Interface dataset entries ::
*** Block opens ***
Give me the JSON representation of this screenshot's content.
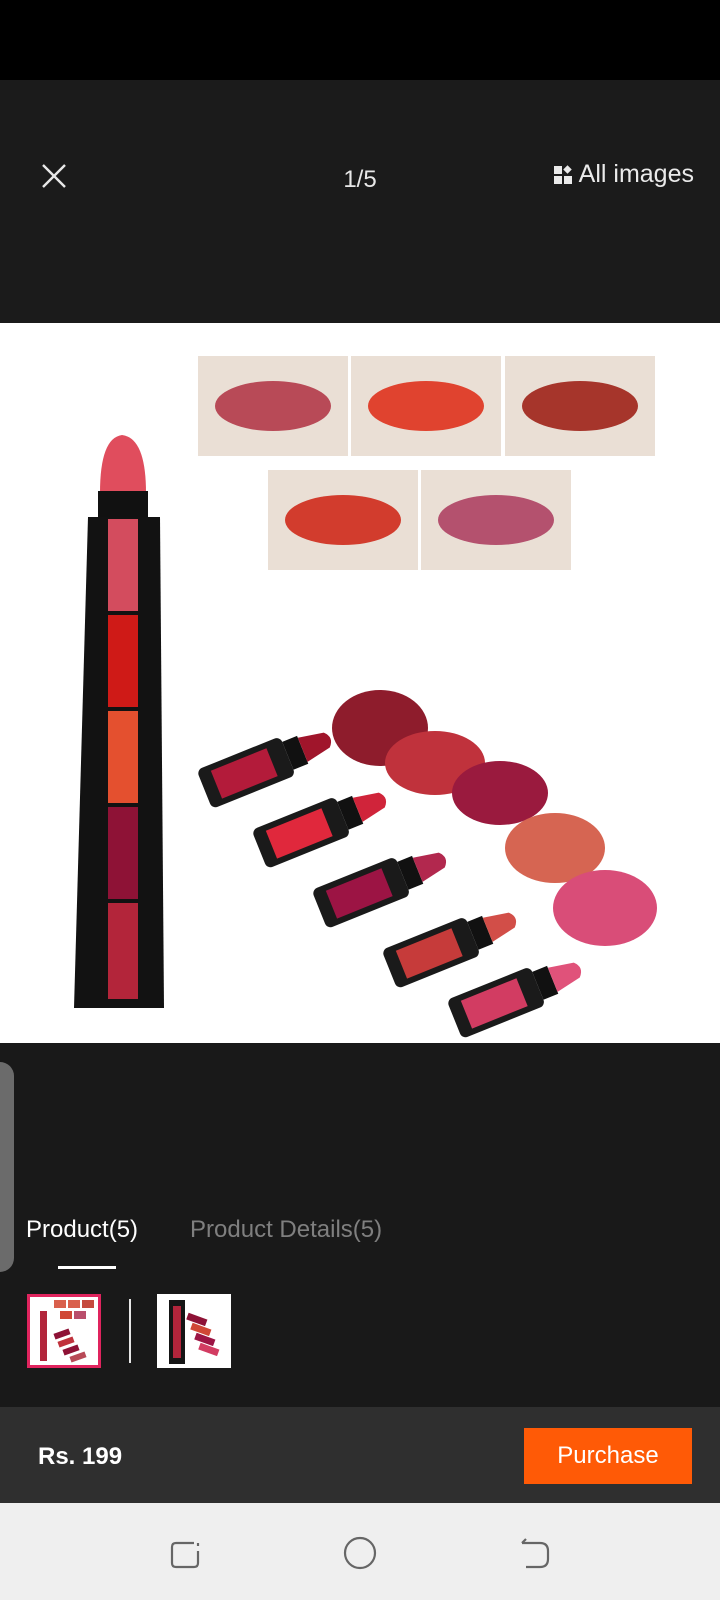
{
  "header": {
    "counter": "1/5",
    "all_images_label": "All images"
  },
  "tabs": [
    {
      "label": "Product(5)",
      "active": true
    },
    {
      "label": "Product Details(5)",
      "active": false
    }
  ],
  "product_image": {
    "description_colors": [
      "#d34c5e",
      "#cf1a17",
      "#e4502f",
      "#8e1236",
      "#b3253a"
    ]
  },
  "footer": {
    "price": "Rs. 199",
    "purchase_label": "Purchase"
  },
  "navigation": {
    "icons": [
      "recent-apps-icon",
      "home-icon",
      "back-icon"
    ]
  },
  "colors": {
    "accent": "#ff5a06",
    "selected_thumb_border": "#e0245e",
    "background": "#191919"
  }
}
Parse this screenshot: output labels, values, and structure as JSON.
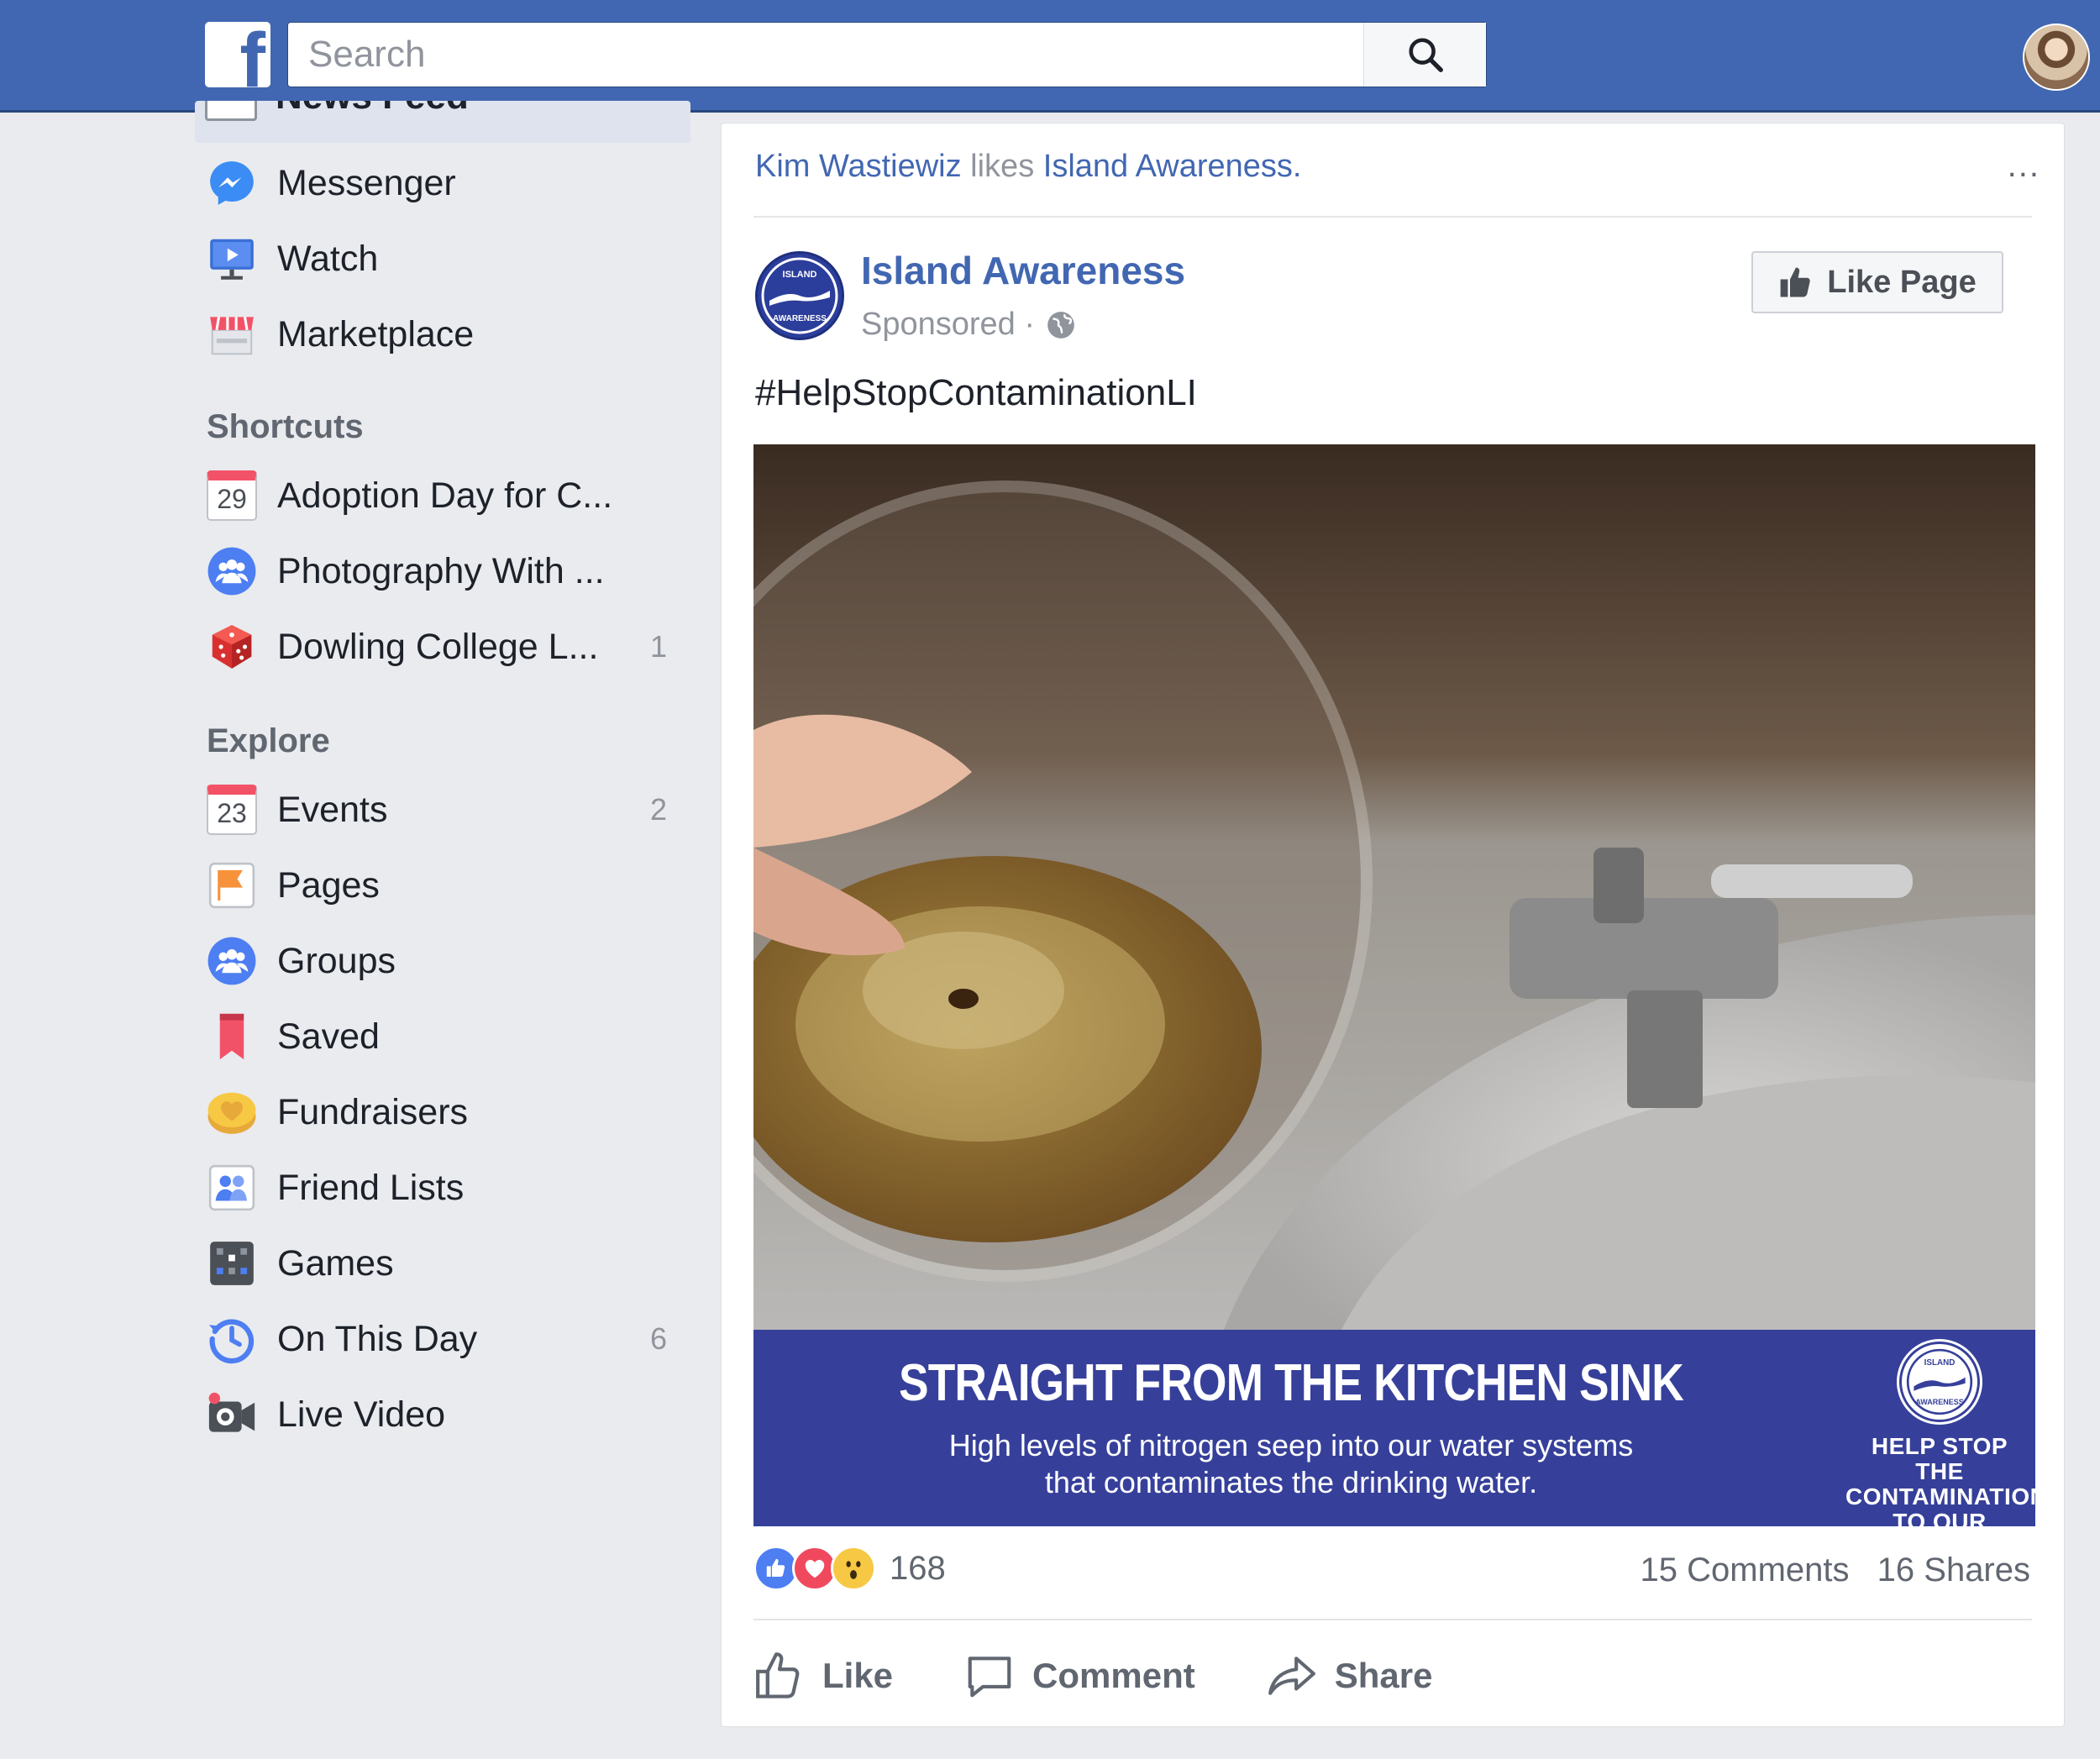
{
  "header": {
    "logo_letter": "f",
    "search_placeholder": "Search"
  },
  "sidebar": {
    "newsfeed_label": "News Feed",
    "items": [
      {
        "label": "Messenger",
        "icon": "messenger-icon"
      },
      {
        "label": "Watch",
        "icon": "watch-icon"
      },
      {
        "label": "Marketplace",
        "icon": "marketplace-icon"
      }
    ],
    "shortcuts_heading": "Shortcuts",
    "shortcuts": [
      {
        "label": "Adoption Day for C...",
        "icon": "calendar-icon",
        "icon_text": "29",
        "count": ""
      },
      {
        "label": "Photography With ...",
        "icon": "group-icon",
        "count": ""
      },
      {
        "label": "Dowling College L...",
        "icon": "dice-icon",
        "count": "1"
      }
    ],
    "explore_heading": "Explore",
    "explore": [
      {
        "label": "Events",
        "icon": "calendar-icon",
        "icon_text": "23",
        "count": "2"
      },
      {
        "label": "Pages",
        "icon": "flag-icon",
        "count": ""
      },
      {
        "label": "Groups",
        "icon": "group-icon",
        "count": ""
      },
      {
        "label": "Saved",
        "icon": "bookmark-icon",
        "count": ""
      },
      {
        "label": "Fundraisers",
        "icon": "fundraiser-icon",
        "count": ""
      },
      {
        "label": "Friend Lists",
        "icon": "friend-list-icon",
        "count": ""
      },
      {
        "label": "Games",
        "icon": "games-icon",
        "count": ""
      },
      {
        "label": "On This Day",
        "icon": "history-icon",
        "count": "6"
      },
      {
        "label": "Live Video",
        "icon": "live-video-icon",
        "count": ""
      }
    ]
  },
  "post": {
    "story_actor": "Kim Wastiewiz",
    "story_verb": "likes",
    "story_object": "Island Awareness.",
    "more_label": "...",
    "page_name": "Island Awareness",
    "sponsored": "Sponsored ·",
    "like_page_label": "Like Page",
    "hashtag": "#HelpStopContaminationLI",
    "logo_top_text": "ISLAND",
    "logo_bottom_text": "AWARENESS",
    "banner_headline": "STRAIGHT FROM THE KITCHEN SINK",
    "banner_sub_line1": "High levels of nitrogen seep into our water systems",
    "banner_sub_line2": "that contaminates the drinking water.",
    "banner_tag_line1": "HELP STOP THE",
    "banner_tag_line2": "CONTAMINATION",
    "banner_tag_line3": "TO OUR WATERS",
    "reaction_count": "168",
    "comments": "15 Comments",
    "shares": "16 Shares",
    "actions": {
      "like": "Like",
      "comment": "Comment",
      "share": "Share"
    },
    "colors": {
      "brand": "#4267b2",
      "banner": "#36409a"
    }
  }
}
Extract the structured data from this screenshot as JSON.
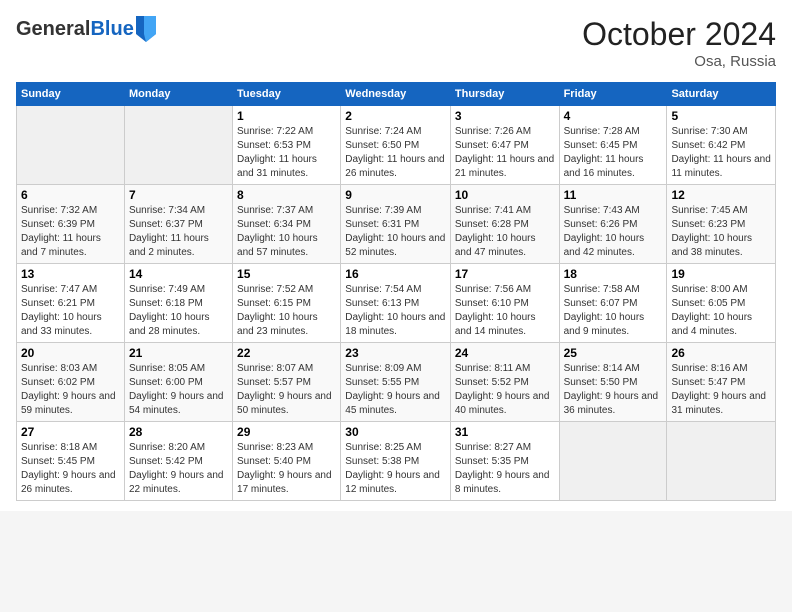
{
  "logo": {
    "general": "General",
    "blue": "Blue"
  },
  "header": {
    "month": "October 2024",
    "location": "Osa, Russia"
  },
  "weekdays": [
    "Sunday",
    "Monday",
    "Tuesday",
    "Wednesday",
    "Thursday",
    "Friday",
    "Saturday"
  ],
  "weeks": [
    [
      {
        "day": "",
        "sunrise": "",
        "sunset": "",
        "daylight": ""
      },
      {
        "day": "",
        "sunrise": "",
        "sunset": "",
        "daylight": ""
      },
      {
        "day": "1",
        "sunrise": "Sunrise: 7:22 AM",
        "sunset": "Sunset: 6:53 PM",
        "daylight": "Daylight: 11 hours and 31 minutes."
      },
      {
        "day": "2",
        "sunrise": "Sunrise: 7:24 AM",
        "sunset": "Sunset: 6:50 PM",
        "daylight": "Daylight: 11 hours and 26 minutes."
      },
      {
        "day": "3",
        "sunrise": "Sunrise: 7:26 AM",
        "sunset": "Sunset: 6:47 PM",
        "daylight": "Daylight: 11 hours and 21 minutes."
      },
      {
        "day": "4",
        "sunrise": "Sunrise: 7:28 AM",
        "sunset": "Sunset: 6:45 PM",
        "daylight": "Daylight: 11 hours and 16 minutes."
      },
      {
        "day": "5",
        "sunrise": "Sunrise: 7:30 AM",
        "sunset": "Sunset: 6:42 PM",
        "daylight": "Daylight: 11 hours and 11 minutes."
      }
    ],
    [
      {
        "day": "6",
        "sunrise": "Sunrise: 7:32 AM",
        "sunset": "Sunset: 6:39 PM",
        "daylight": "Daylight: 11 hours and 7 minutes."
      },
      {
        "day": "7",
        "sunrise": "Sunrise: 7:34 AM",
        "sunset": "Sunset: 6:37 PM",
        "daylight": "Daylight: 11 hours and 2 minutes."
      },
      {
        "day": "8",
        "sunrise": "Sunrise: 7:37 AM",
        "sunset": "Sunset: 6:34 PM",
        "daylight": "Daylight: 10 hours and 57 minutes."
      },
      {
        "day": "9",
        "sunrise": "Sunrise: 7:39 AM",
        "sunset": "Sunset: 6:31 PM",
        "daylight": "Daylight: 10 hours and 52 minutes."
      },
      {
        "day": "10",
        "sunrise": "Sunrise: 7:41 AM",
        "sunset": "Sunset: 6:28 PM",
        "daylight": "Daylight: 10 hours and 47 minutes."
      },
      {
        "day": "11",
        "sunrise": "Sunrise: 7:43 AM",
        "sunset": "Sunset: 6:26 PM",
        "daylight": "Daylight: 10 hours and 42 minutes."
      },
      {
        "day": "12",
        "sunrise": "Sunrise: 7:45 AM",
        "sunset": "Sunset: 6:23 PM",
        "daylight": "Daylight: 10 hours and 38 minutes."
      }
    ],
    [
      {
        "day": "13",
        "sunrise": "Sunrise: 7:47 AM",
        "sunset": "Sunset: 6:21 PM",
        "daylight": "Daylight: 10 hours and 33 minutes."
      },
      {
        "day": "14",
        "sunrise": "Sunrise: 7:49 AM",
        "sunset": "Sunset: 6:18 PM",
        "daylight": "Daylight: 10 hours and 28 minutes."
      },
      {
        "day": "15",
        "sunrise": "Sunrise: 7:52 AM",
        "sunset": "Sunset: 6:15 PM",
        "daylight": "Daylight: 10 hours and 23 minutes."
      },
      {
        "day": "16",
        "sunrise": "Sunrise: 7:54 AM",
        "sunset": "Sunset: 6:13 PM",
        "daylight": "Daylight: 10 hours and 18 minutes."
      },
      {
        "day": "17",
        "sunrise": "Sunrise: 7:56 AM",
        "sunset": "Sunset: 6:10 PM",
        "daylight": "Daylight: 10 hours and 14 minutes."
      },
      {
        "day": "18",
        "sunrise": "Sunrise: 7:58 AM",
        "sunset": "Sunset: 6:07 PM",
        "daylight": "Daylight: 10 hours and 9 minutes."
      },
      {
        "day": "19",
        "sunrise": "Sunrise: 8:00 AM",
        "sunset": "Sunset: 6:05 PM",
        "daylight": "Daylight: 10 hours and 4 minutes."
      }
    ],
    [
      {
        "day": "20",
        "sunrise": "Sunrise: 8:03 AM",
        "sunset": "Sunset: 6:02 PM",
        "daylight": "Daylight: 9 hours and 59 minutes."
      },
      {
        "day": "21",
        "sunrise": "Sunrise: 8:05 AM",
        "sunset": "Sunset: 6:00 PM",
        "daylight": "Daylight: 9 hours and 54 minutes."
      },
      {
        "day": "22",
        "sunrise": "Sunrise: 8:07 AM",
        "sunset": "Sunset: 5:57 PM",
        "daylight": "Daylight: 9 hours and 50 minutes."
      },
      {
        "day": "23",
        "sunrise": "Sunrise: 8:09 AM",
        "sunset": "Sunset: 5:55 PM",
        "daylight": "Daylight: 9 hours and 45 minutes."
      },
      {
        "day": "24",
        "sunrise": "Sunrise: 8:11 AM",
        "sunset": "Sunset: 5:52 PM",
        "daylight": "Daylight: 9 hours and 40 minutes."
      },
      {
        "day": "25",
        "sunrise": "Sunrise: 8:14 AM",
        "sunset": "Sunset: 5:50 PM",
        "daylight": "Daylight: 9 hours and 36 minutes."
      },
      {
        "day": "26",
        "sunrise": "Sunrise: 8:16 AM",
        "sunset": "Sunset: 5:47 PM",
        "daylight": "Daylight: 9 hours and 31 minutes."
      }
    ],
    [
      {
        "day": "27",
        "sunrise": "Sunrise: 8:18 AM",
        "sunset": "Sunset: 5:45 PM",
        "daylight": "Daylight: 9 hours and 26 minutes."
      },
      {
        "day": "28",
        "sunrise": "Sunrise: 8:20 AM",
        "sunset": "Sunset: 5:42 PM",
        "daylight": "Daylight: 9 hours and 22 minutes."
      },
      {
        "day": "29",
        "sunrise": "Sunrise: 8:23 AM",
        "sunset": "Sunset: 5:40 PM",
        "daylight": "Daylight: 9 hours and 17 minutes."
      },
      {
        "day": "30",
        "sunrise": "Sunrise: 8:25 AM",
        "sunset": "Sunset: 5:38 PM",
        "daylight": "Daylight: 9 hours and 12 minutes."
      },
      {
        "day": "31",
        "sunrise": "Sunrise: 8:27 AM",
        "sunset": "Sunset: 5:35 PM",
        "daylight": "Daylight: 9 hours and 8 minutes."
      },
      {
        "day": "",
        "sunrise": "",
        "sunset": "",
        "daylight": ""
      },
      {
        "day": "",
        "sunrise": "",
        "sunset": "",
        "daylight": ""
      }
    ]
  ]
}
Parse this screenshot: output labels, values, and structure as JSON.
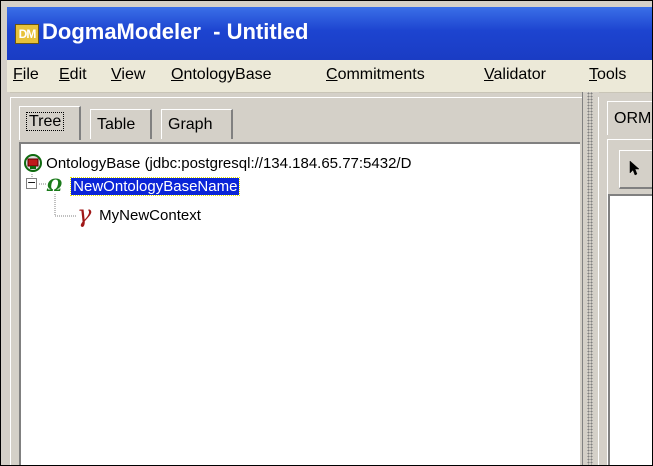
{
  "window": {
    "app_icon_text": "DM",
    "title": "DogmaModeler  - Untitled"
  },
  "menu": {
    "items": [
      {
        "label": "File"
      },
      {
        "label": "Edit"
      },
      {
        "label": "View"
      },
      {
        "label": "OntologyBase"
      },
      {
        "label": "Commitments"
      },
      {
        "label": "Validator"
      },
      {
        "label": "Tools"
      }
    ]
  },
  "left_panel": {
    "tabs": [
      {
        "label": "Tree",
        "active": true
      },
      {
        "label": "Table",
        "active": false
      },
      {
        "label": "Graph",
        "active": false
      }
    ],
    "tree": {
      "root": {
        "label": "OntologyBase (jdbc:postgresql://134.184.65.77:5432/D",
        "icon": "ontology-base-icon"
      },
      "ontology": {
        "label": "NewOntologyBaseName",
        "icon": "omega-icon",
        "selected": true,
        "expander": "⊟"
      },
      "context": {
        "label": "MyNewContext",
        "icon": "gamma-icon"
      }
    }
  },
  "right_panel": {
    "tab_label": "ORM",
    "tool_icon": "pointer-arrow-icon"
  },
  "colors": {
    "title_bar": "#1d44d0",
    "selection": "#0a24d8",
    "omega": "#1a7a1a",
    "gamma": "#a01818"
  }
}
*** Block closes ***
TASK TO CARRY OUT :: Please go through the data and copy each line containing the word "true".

ANSWER FOR THIS EXERCISE ::
      "active": true
        "active": true
        "selected": true,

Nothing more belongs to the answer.